WASHINGTON, D.C.– World Wildlife Fund (WWF) is asking people to join a new online campaign urging the New Zealand Prime Minister to stop the extinction of Maui’s dolphins – the smallest and rarest marine dolphins in the world.
New research released earlier this year estimated there are now just 55 critically endangered Maui’s dolphins over the age of one.* WWF is launching the online action today as the New Zealand government prepares to make decisions that could determine Maui’s fate.
“Scientists believe it is possible to pull Maui’s back from the brink of extinction, but only if the New Zealand government acts decisively to protect the dolphins from all human threats throughout their range,” said WWF-New Zealand Executive Director, Chris Howe. “The government is about to review protection measures for Maui’s, so this is a critical time for people around the world to speak out on behalf of Maui’s dolphins.”
WWF is inviting people to send an email to New Zealand’s Prime Minister John Key, asking him to protect Maui’s dolphins.
The main cause of the dolphins‘ decline towards extinction is fishing with gillnets. Maui’s dolphins use sonar to navigate the murky coastal waters, but aren’t able to detect the fine gillnets and so risk becoming entangled and drowning. They can also be killed in trawl nets. The New Zealand government has banned trawl and gillnet fishing in some parts of Maui’s habitat, but there are still areas of their habitat which are unprotected. Other threats include pollution, boat strike, coastal development, and sand mining.
Government commissioned science indicates that we can only afford to lose one Maui’s dolphin at the hands of humans every 10 to 23 years without impacting on the population’s ability to recover.

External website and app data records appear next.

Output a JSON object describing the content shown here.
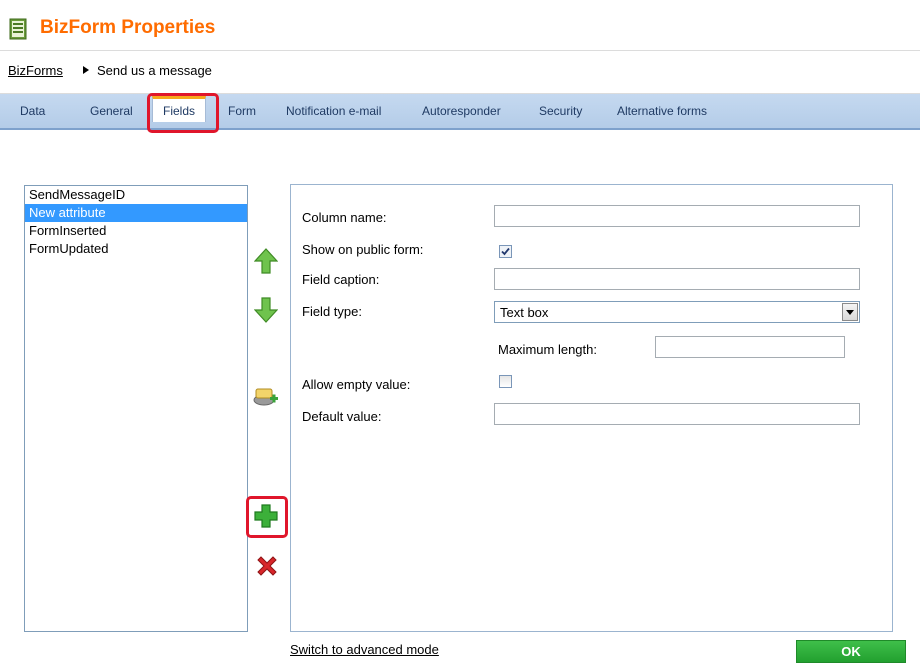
{
  "header": {
    "title": "BizForm Properties",
    "icon": "form-document-icon"
  },
  "breadcrumb": {
    "parent": "BizForms",
    "current": "Send us a message"
  },
  "tabs": [
    {
      "label": "Data"
    },
    {
      "label": "General"
    },
    {
      "label": "Fields",
      "active": true
    },
    {
      "label": "Form"
    },
    {
      "label": "Notification e-mail"
    },
    {
      "label": "Autoresponder"
    },
    {
      "label": "Security"
    },
    {
      "label": "Alternative forms"
    }
  ],
  "fields_list": {
    "items": [
      "SendMessageID",
      "New attribute",
      "FormInserted",
      "FormUpdated"
    ],
    "selected": "New attribute"
  },
  "side_buttons": {
    "move_up": "arrow-up-icon",
    "move_down": "arrow-down-icon",
    "new_category": "new-category-icon",
    "new_attribute": "plus-icon",
    "delete": "delete-x-icon"
  },
  "form": {
    "column_name_label": "Column name:",
    "column_name_value": "",
    "show_on_public_form_label": "Show on public form:",
    "show_on_public_form_checked": true,
    "field_caption_label": "Field caption:",
    "field_caption_value": "",
    "field_type_label": "Field type:",
    "field_type_value": "Text box",
    "max_length_label": "Maximum length:",
    "max_length_value": "",
    "allow_empty_label": "Allow empty value:",
    "allow_empty_checked": false,
    "default_value_label": "Default value:",
    "default_value_value": ""
  },
  "footer": {
    "switch_link": "Switch to advanced mode",
    "ok_label": "OK"
  },
  "colors": {
    "title": "#ff6c00",
    "tab_bar": "#c5d9f0",
    "active_tab_accent": "#f7a71c",
    "highlight": "#e0162b",
    "selection": "#3399ff",
    "ok_button": "#2eaf3a"
  }
}
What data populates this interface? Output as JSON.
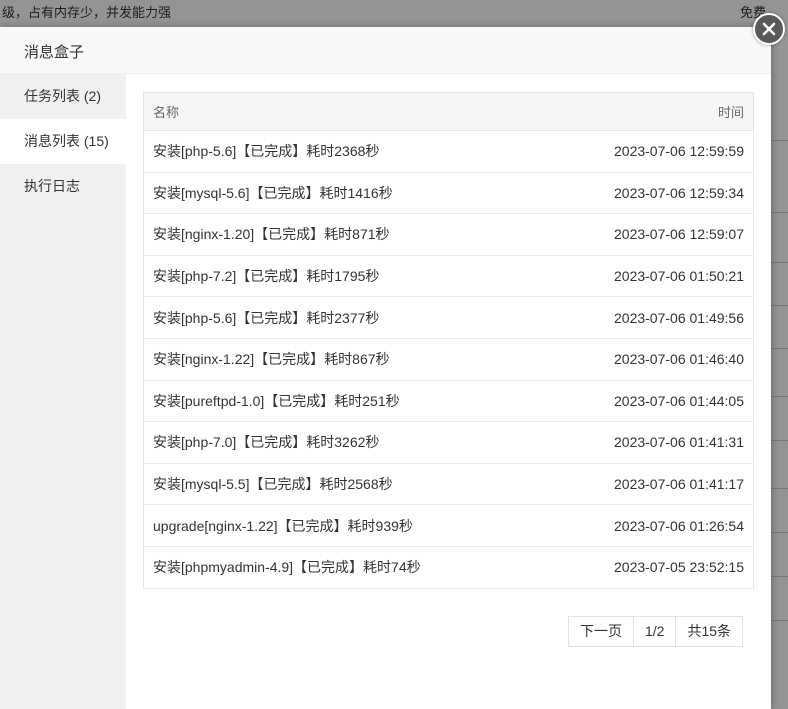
{
  "background": {
    "top_text_left": "级，占有内存少，并发能力强",
    "top_text_right": "免费"
  },
  "dialog": {
    "title": "消息盒子",
    "close_icon": "close-icon",
    "sidebar": [
      {
        "label": "任务列表 (2)",
        "active": false
      },
      {
        "label": "消息列表 (15)",
        "active": true
      },
      {
        "label": "执行日志",
        "active": false
      }
    ],
    "table": {
      "headers": {
        "name": "名称",
        "time": "时间"
      },
      "rows": [
        {
          "name": "安装[php-5.6]【已完成】耗时2368秒",
          "time": "2023-07-06 12:59:59"
        },
        {
          "name": "安装[mysql-5.6]【已完成】耗时1416秒",
          "time": "2023-07-06 12:59:34"
        },
        {
          "name": "安装[nginx-1.20]【已完成】耗时871秒",
          "time": "2023-07-06 12:59:07"
        },
        {
          "name": "安装[php-7.2]【已完成】耗时1795秒",
          "time": "2023-07-06 01:50:21"
        },
        {
          "name": "安装[php-5.6]【已完成】耗时2377秒",
          "time": "2023-07-06 01:49:56"
        },
        {
          "name": "安装[nginx-1.22]【已完成】耗时867秒",
          "time": "2023-07-06 01:46:40"
        },
        {
          "name": "安装[pureftpd-1.0]【已完成】耗时251秒",
          "time": "2023-07-06 01:44:05"
        },
        {
          "name": "安装[php-7.0]【已完成】耗时3262秒",
          "time": "2023-07-06 01:41:31"
        },
        {
          "name": "安装[mysql-5.5]【已完成】耗时2568秒",
          "time": "2023-07-06 01:41:17"
        },
        {
          "name": "upgrade[nginx-1.22]【已完成】耗时939秒",
          "time": "2023-07-06 01:26:54"
        },
        {
          "name": "安装[phpmyadmin-4.9]【已完成】耗时74秒",
          "time": "2023-07-05 23:52:15"
        }
      ]
    },
    "pagination": {
      "next": "下一页",
      "page": "1/2",
      "total": "共15条"
    }
  }
}
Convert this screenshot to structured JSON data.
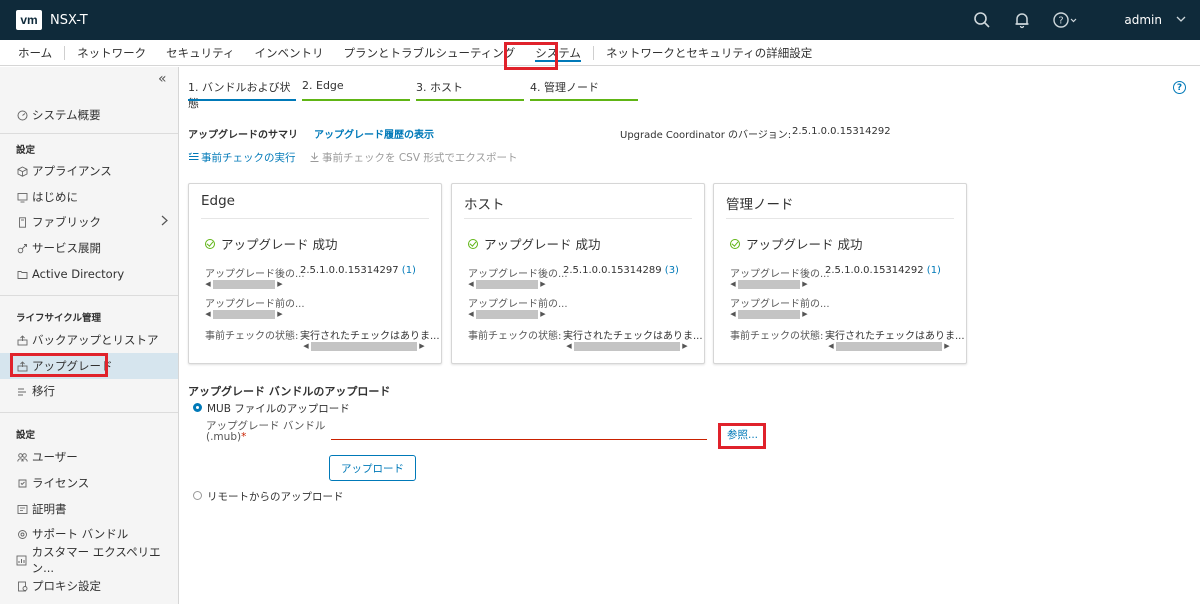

“This is a chance for people around the world to make a real difference, joining with many New Zealanders in calling on the New Zealand government to prohibit dangerous fishing gear from the entire Maui’s habitat; safeguard the region from sand mining and the threat of oil and gas exploration; and establish a protected ocean corridor,” said Mr Howe.
Add your voice to the online campaign for Maui’s dolphins.
*The new population estimate of 55 has a confidence level of 95% meaning the researchers are 95% confident that there are between 48-69 Maui's dolphins over the age of one. Maui’s population estimate
About Maui’s Dolphins
• Maui’s dolphins live along the west coast of New Zealand’s North Island, and are a genetically distinct sub-species of Hector’s dolphins, which live in the coastal waters of New Zealand‘s South Island.
• Hector’s and Maui’s are easily recognised by their unique rounded dorsal fin, small, rounded bodies and distinctive black markings.
• Scientists believe there were around 1500 Maui’s dolphins and around 29,000 Hector’s dolphins in the 1970s, before the use of mono-filament gillnets in fishing practices became widespread throughout New Zealand waters.
• The population estimate released in March 2012 found presence of two migrant female Hector’s within the Maui’s range, which would have travelled a distance greater than 400 km. Given the dolphins are ranging such significant distances, it is critIcal to protect the ocean corridor connecting the Maui’s dolphin population in the North Island with the Hector’s dolphin population in the South Island.
• Maui’s and fishers can both safely share New Zealand waters, so long as sustainable fishing methods are adopted. While gillnets kill dolphins, most other types of fishing don’t, such as using handlines, longlines, fish traps and trolling.
• The New Zealand government is reviewing the Maui’s component of the Hector’s dolphin Threat Management Plan, and is currently developing options for mitigating threats to Maui’s dolphins. The government will run a 6 to 8 week consultation period in the coming weeks.
About World Wildlife Fund
WWF is the world’s leading conservation organization, working in 100 countries for half a century. With the support of almost 5 million members worldwide, WWF is dedicated to delivering science-based solutions to preserve the diversity and abundance of life on Earth, halt the degradation of the environment and combat climate change. Visit our website to learn more.
For More Information
• Jenna Bonello, WWF-US: (202) 495-4541, firstname.lastname@example.org
• Rosa Argent, WWF-New Zealand: +64 (0)272123103 email@example.com
• Jenny Riches, WWF-New Zealand +64 (0)274 477158 firstname.lastname@example.org